| Task instructions |
Each record that follows should be repeated exactly, minus any images.

| Raw data |
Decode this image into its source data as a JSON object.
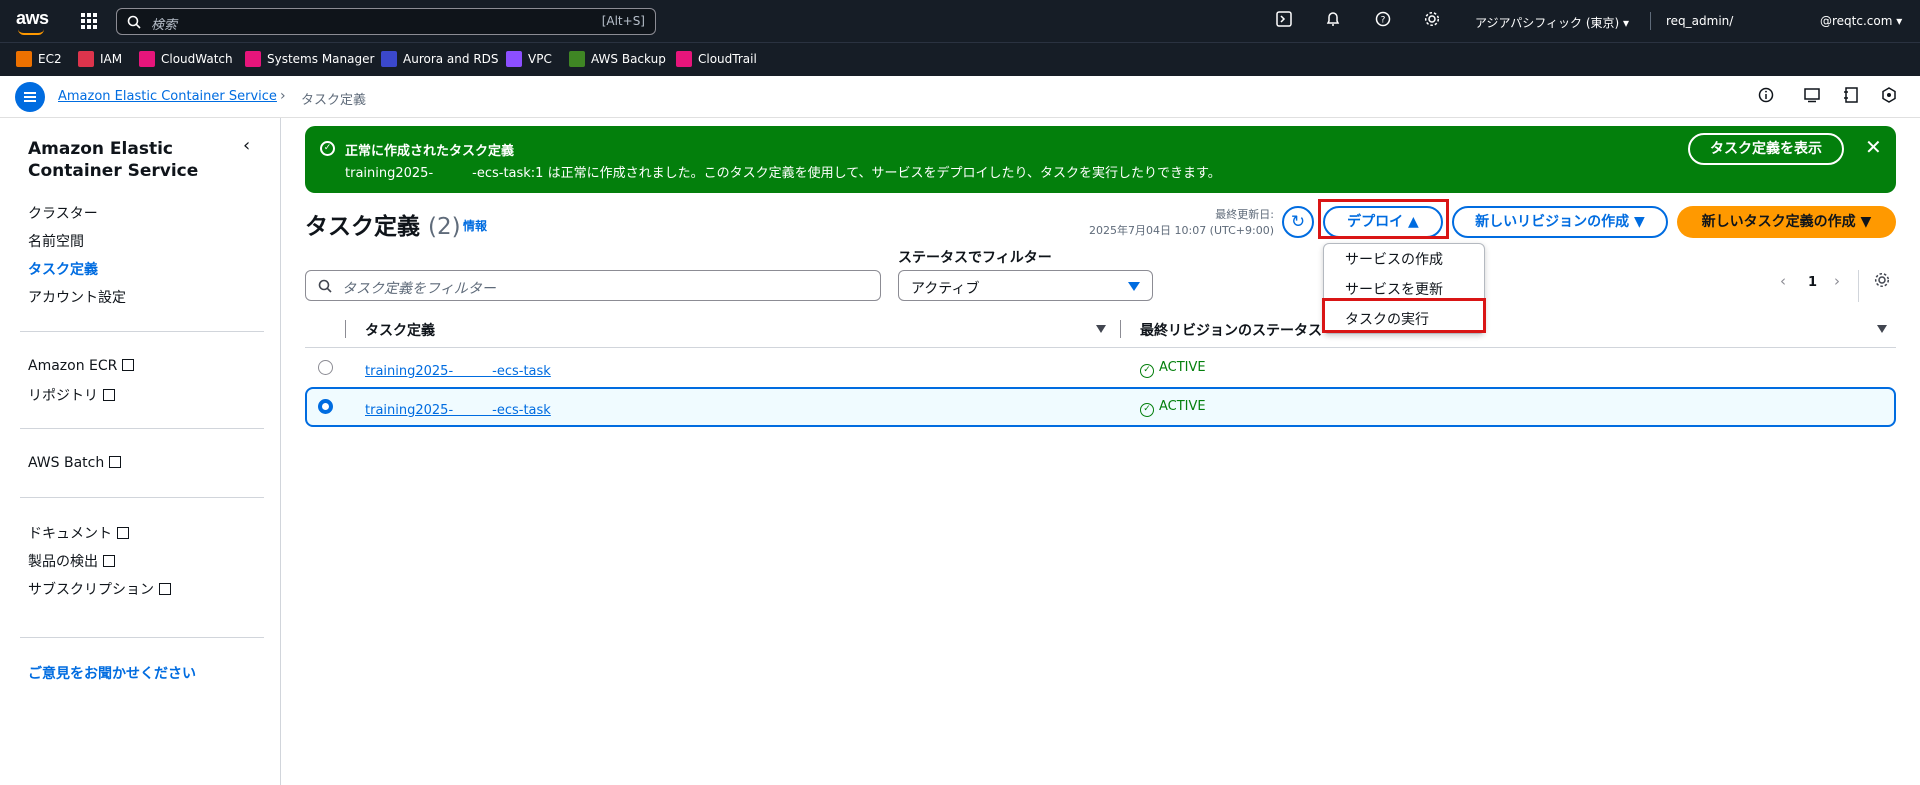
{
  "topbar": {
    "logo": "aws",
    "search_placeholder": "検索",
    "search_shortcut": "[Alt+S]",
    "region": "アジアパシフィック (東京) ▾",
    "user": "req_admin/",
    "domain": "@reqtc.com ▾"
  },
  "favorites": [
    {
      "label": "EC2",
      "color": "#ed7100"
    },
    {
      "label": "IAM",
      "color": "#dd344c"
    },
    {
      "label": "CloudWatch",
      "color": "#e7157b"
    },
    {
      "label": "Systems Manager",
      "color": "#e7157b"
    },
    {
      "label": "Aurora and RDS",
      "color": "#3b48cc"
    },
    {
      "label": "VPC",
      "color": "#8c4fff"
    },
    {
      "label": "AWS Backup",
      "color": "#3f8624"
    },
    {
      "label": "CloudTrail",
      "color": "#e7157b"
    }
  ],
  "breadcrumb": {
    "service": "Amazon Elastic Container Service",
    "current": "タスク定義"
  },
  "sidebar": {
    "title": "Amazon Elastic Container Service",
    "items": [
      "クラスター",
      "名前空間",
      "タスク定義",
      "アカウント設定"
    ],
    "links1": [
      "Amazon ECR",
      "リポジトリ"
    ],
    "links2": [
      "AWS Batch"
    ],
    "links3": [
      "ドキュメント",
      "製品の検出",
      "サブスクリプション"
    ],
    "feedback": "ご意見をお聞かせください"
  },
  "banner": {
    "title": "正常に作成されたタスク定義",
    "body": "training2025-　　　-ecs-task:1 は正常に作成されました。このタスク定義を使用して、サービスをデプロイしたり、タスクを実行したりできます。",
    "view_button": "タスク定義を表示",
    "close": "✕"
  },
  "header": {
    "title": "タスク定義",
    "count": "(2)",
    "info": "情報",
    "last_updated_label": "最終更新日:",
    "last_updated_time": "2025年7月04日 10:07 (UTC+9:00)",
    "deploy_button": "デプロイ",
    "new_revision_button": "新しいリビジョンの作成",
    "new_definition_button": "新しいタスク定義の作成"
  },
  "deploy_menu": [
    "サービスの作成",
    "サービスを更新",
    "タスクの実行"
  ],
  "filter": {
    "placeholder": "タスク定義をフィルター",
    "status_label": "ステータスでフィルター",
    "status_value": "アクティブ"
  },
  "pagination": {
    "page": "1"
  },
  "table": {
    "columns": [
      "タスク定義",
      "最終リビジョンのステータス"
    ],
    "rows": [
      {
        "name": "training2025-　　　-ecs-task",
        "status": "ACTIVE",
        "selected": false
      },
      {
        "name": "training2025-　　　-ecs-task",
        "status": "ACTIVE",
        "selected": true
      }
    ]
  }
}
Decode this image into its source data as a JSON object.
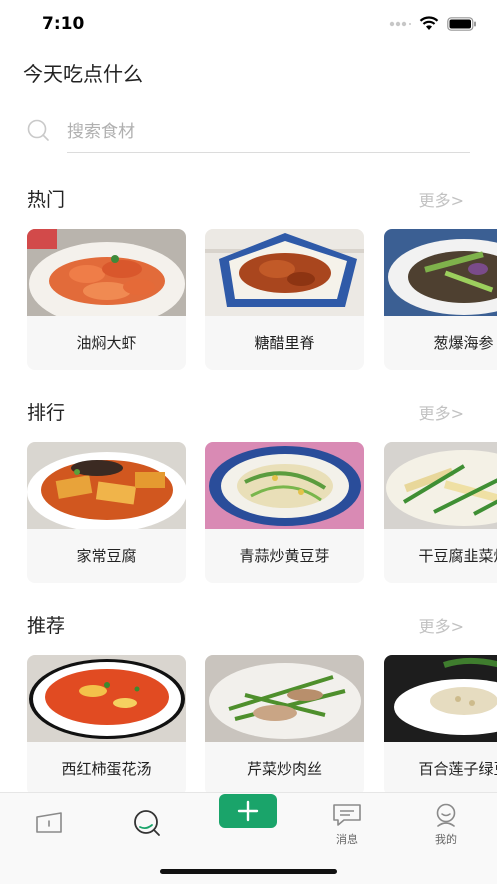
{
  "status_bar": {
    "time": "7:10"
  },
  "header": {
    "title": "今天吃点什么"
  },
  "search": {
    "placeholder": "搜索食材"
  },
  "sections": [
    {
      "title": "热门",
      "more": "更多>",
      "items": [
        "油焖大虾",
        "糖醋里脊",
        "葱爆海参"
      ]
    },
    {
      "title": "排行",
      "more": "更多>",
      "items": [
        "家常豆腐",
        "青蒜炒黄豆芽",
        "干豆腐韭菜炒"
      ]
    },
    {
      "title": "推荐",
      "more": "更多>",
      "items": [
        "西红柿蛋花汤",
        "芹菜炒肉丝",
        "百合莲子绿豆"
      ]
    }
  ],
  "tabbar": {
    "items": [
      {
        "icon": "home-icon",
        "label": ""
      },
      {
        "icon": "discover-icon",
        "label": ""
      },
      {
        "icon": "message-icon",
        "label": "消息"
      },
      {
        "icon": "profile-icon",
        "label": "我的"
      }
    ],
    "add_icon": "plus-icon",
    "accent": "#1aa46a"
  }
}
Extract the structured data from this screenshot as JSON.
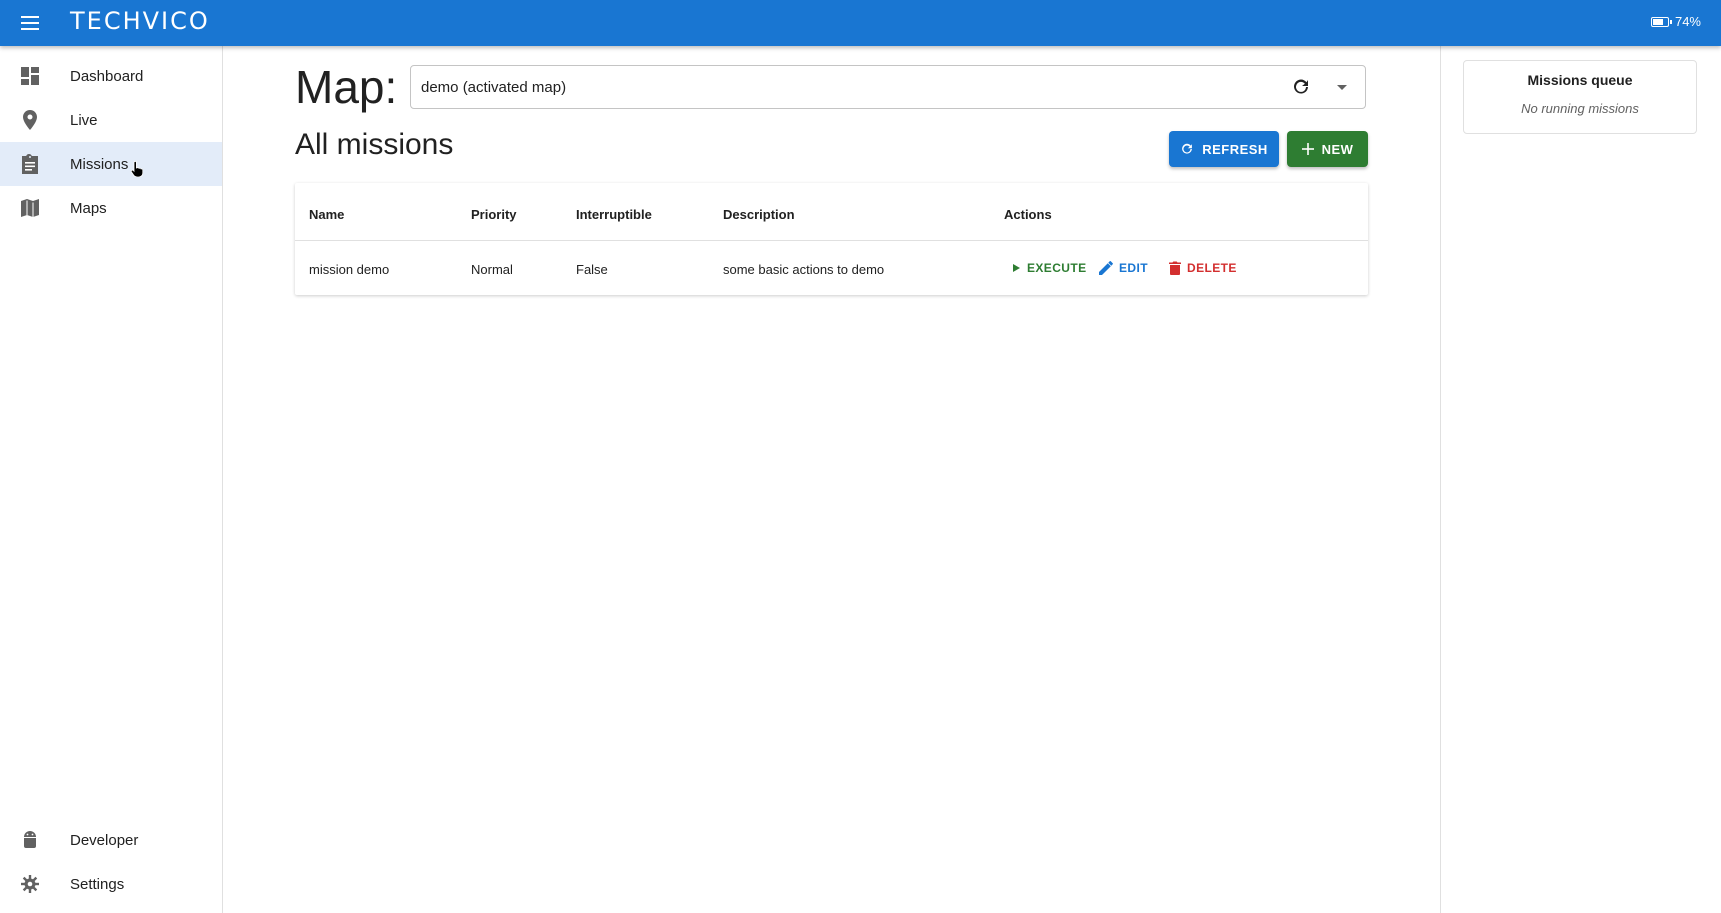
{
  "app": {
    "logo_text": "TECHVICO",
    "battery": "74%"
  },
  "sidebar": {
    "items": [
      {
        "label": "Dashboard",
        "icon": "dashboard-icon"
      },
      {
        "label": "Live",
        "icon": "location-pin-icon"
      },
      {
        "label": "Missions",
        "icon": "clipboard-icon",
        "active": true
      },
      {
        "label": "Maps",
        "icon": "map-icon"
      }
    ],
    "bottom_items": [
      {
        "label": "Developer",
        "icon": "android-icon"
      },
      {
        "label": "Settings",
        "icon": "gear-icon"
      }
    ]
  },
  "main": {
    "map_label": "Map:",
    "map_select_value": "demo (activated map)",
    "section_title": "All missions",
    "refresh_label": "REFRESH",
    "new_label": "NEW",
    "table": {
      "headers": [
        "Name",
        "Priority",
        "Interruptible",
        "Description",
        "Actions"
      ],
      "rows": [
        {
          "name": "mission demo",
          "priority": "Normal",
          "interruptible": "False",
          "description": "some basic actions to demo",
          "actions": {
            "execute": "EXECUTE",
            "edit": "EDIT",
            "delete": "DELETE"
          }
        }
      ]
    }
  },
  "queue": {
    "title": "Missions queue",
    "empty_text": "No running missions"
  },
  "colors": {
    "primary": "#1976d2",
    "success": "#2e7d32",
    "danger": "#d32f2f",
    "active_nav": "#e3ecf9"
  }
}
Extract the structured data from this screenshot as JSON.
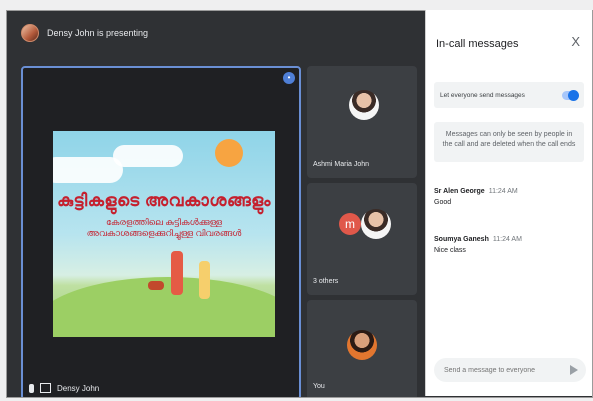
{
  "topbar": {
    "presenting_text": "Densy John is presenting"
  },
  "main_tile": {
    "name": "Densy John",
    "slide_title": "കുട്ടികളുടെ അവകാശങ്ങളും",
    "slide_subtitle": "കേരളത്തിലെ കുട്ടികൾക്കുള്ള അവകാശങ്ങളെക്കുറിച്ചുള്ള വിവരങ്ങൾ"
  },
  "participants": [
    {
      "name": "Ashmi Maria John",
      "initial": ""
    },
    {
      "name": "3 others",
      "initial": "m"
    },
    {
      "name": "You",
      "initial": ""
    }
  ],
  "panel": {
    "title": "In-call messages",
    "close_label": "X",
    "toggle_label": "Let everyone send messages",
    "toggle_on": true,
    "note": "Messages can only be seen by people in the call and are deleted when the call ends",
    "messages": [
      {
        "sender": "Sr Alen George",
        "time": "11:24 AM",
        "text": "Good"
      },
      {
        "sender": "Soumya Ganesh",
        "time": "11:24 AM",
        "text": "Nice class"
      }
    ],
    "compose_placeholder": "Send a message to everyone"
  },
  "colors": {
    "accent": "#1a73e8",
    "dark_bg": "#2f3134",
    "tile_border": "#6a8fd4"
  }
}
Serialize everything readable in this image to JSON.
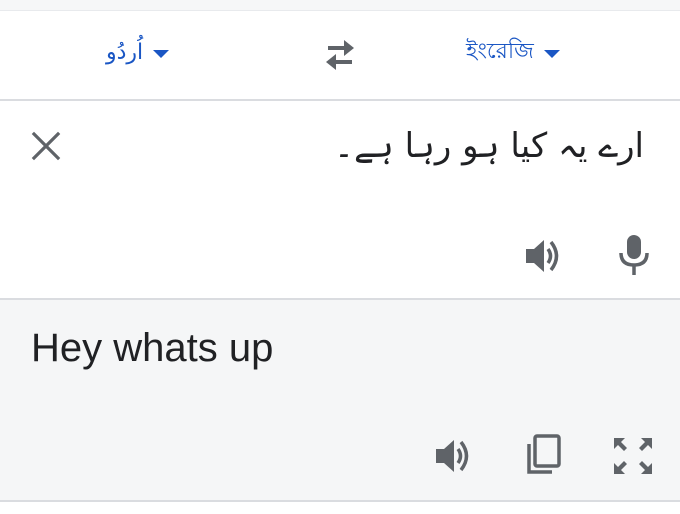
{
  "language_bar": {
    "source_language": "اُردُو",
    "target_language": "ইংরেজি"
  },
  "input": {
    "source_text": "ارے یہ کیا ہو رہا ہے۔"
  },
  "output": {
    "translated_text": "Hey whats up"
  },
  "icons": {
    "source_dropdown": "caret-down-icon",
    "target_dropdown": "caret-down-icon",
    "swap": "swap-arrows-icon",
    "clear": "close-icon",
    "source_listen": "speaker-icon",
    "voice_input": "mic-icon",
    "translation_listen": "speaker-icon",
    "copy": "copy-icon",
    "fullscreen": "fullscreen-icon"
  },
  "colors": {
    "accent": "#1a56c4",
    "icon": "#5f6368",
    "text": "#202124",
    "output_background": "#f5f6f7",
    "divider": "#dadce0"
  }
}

| Written answer |
Decode this image into its source data as a JSON object.
{
  "topbar": {
    "logo": "aws",
    "search_placeholder": "検索",
    "search_shortcut": "[Alt+S]",
    "region": "アジアパシフィック (東京) ▾",
    "user": "req_admin/",
    "domain": "@reqtc.com ▾"
  },
  "favorites": [
    {
      "label": "EC2",
      "color": "#ed7100"
    },
    {
      "label": "IAM",
      "color": "#dd344c"
    },
    {
      "label": "CloudWatch",
      "color": "#e7157b"
    },
    {
      "label": "Systems Manager",
      "color": "#e7157b"
    },
    {
      "label": "Aurora and RDS",
      "color": "#3b48cc"
    },
    {
      "label": "VPC",
      "color": "#8c4fff"
    },
    {
      "label": "AWS Backup",
      "color": "#3f8624"
    },
    {
      "label": "CloudTrail",
      "color": "#e7157b"
    }
  ],
  "breadcrumb": {
    "service": "Amazon Elastic Container Service",
    "current": "タスク定義"
  },
  "sidebar": {
    "title": "Amazon Elastic Container Service",
    "items": [
      "クラスター",
      "名前空間",
      "タスク定義",
      "アカウント設定"
    ],
    "links1": [
      "Amazon ECR",
      "リポジトリ"
    ],
    "links2": [
      "AWS Batch"
    ],
    "links3": [
      "ドキュメント",
      "製品の検出",
      "サブスクリプション"
    ],
    "feedback": "ご意見をお聞かせください"
  },
  "banner": {
    "title": "正常に作成されたタスク定義",
    "body": "training2025-　　　-ecs-task:1 は正常に作成されました。このタスク定義を使用して、サービスをデプロイしたり、タスクを実行したりできます。",
    "view_button": "タスク定義を表示",
    "close": "✕"
  },
  "header": {
    "title": "タスク定義",
    "count": "(2)",
    "info": "情報",
    "last_updated_label": "最終更新日:",
    "last_updated_time": "2025年7月04日 10:07 (UTC+9:00)",
    "deploy_button": "デプロイ",
    "new_revision_button": "新しいリビジョンの作成",
    "new_definition_button": "新しいタスク定義の作成"
  },
  "deploy_menu": [
    "サービスの作成",
    "サービスを更新",
    "タスクの実行"
  ],
  "filter": {
    "placeholder": "タスク定義をフィルター",
    "status_label": "ステータスでフィルター",
    "status_value": "アクティブ"
  },
  "pagination": {
    "page": "1"
  },
  "table": {
    "columns": [
      "タスク定義",
      "最終リビジョンのステータス"
    ],
    "rows": [
      {
        "name": "training2025-　　　-ecs-task",
        "status": "ACTIVE",
        "selected": false
      },
      {
        "name": "training2025-　　　-ecs-task",
        "status": "ACTIVE",
        "selected": true
      }
    ]
  }
}
Decode this image into its source data as a JSON object.
{
  "status_bar": {
    "time": "7:10"
  },
  "header": {
    "title": "今天吃点什么"
  },
  "search": {
    "placeholder": "搜索食材"
  },
  "sections": [
    {
      "title": "热门",
      "more": "更多>",
      "items": [
        "油焖大虾",
        "糖醋里脊",
        "葱爆海参"
      ]
    },
    {
      "title": "排行",
      "more": "更多>",
      "items": [
        "家常豆腐",
        "青蒜炒黄豆芽",
        "干豆腐韭菜炒"
      ]
    },
    {
      "title": "推荐",
      "more": "更多>",
      "items": [
        "西红柿蛋花汤",
        "芹菜炒肉丝",
        "百合莲子绿豆"
      ]
    }
  ],
  "tabbar": {
    "items": [
      {
        "icon": "home-icon",
        "label": ""
      },
      {
        "icon": "discover-icon",
        "label": ""
      },
      {
        "icon": "message-icon",
        "label": "消息"
      },
      {
        "icon": "profile-icon",
        "label": "我的"
      }
    ],
    "add_icon": "plus-icon",
    "accent": "#1aa46a"
  }
}
Extract the structured data from this screenshot as JSON.
{
  "app": {
    "logo_text": "TECHVICO",
    "battery": "74%"
  },
  "sidebar": {
    "items": [
      {
        "label": "Dashboard",
        "icon": "dashboard-icon"
      },
      {
        "label": "Live",
        "icon": "location-pin-icon"
      },
      {
        "label": "Missions",
        "icon": "clipboard-icon",
        "active": true
      },
      {
        "label": "Maps",
        "icon": "map-icon"
      }
    ],
    "bottom_items": [
      {
        "label": "Developer",
        "icon": "android-icon"
      },
      {
        "label": "Settings",
        "icon": "gear-icon"
      }
    ]
  },
  "main": {
    "map_label": "Map:",
    "map_select_value": "demo (activated map)",
    "section_title": "All missions",
    "refresh_label": "REFRESH",
    "new_label": "NEW",
    "table": {
      "headers": [
        "Name",
        "Priority",
        "Interruptible",
        "Description",
        "Actions"
      ],
      "rows": [
        {
          "name": "mission demo",
          "priority": "Normal",
          "interruptible": "False",
          "description": "some basic actions to demo",
          "actions": {
            "execute": "EXECUTE",
            "edit": "EDIT",
            "delete": "DELETE"
          }
        }
      ]
    }
  },
  "queue": {
    "title": "Missions queue",
    "empty_text": "No running missions"
  },
  "colors": {
    "primary": "#1976d2",
    "success": "#2e7d32",
    "danger": "#d32f2f",
    "active_nav": "#e3ecf9"
  }
}
Extract the structured data from this screenshot as JSON.
{
  "topbar": {
    "presenting_text": "Densy John is presenting"
  },
  "main_tile": {
    "name": "Densy John",
    "slide_title": "കുട്ടികളുടെ അവകാശങ്ങളും",
    "slide_subtitle": "കേരളത്തിലെ കുട്ടികൾക്കുള്ള അവകാശങ്ങളെക്കുറിച്ചുള്ള വിവരങ്ങൾ"
  },
  "participants": [
    {
      "name": "Ashmi Maria John",
      "initial": ""
    },
    {
      "name": "3 others",
      "initial": "m"
    },
    {
      "name": "You",
      "initial": ""
    }
  ],
  "panel": {
    "title": "In-call messages",
    "close_label": "X",
    "toggle_label": "Let everyone send messages",
    "toggle_on": true,
    "note": "Messages can only be seen by people in the call and are deleted when the call ends",
    "messages": [
      {
        "sender": "Sr Alen George",
        "time": "11:24 AM",
        "text": "Good"
      },
      {
        "sender": "Soumya Ganesh",
        "time": "11:24 AM",
        "text": "Nice class"
      }
    ],
    "compose_placeholder": "Send a message to everyone"
  },
  "colors": {
    "accent": "#1a73e8",
    "dark_bg": "#2f3134",
    "tile_border": "#6a8fd4"
  }
}
Serialize everything readable in this image to JSON.
{
  "language_bar": {
    "source_language": "اُردُو",
    "target_language": "ইংরেজি"
  },
  "input": {
    "source_text": "ارے یہ کیا ہو رہا ہے۔"
  },
  "output": {
    "translated_text": "Hey whats up"
  },
  "icons": {
    "source_dropdown": "caret-down-icon",
    "target_dropdown": "caret-down-icon",
    "swap": "swap-arrows-icon",
    "clear": "close-icon",
    "source_listen": "speaker-icon",
    "voice_input": "mic-icon",
    "translation_listen": "speaker-icon",
    "copy": "copy-icon",
    "fullscreen": "fullscreen-icon"
  },
  "colors": {
    "accent": "#1a56c4",
    "icon": "#5f6368",
    "text": "#202124",
    "output_background": "#f5f6f7",
    "divider": "#dadce0"
  }
}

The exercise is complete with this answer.